Kenyans skeptical despite start of DNA harvesting

Worker trying to clear the crash site by collecting all the debries and pilling them up together at the site in which Ethiopian Airline crashed and killed 157 people. [PHOTO:MAXWELL AGWANDA]

Ethiopian authorities last evening started collecting DNA samples to be used to identify bodies of those killed in Sunday’s plane crash.

It came after a protracted daylong fight, which gave the grieving families some reprieve amid scepticism that it was intended to shake them off. Those who spoke to The Standard said the issues they had raised earlier in the day, regarding when the remains would be released, had not been addressed.

Instead, the authorities only promised that DNA results would be handed to them, albeit with no timelines.

A father, visibly pained by the loss, expressed his anger over the slow pace of investigation. He said that while the examination was a scientific process that might take long to conclude, it was only fair to have a written commitment on when the results should be expected.

“We need something we can hang on to, which can be considered a commitment in court, for instance,” said the elderly man who was advised by the daughter not to reveal his identity.

It is likely that the daughter’s reservations were informed by the perception that the Ethiopian authorities were reluctant to engage the victims’ families honestly.

He was among the frustrated Kenyan families who encountered a less than cordial treatment from Ethiopian authorities yesterday after demanding to know the way forward.

His fears about the shaking off claim were compounded by expert views, earlier shared by forensic scientists, who feared that a DNA analysis of the remains was unlikely.

The scientists, working for a British firm contracted by Ethiopian Airlines to help in the investigation, earlier said that the recovered body parts may have been compromised in the crash.

To begin with, the bodies are badly damaged, so much so that the biggest parts recovered are no more than a few inches long, making it unnecessary in their view, to hand them over to families.

A narrative by the Ethiopian authorities is that the bodies were shredded, hence impossible to identify, the work involved would be too laborious.

However, the theory has been dismissed by Kenyans, and 34 other nationalities, who claim identifiable remains were recovered from the crash scene following the Sunday morning crash.

Their thinking is based on circulated photos believed to have been from the accident scene - some 60km from Bole International Airport. 

A subsequent visit to the site only helped cement their belief, raising fresh questions on exactly what was recovered, where it was taken and the motivation in refusal, if any, to facilitate identification of remains through DNA analysis. 

Had the Ethiopian authorities been clear on these questions, Mohamed Kilo - a relative of a victim from Wajir - believes yesterday’s clash and chaos at a meeting between the airline and families would have been avoided.

“Why can’t they just show us the recovered remains; I think they are determined to hide that from us. We are deeply saddened,” Kilo told The Standard.

Some 22 members of his extended family, including uncles and cousins, arrived in Addis Ababa on Monday and had by last evening given up on finding any remains.

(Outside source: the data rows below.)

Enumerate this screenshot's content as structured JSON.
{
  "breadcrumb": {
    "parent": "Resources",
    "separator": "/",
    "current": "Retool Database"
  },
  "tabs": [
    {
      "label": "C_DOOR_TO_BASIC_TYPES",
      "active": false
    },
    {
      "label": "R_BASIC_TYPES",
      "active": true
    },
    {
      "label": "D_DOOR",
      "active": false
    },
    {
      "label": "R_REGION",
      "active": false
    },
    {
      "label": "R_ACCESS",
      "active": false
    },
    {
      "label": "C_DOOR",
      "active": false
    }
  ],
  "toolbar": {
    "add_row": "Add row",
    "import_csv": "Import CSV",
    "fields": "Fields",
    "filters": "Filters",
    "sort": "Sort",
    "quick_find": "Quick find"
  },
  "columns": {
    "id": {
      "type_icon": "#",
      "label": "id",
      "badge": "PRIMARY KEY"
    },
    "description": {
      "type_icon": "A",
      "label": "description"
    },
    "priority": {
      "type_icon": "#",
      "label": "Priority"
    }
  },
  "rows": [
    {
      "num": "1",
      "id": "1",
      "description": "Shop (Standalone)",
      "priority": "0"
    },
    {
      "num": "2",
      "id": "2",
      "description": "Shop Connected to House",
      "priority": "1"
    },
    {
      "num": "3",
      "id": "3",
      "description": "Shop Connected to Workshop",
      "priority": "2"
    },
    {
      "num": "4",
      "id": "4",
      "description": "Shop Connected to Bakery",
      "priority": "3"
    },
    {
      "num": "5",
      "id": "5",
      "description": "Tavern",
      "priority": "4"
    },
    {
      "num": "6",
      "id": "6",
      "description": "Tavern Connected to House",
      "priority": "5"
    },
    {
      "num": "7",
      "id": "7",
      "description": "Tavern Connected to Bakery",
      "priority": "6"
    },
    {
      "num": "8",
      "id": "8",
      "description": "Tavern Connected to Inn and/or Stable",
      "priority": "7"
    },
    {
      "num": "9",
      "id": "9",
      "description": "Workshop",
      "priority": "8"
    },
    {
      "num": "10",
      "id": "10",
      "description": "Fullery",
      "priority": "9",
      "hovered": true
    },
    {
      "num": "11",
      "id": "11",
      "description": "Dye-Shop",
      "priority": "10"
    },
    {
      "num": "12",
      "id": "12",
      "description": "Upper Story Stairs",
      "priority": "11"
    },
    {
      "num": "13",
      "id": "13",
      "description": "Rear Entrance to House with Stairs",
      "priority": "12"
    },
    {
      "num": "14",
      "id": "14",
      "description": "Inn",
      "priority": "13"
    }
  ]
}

They flew back home distraught.

Kilo’s family lost two members, a woman and her adult son, travelling from Germany to Kenya via Egypt Airlines, before a fateful twist that involved changing flights in Cairo to Ethiopian Airlines.

One family member and a Nairobi-based journalist were among those ejected from a mid-morning consultative meeting for demanding answers. 

At least 20 relatives of crash victims arrived in Addis Ababa from Nairobi yesterday. 

Ethiopian authoritiesDNA samplesDNA resultsKenyansBole International AirportCrash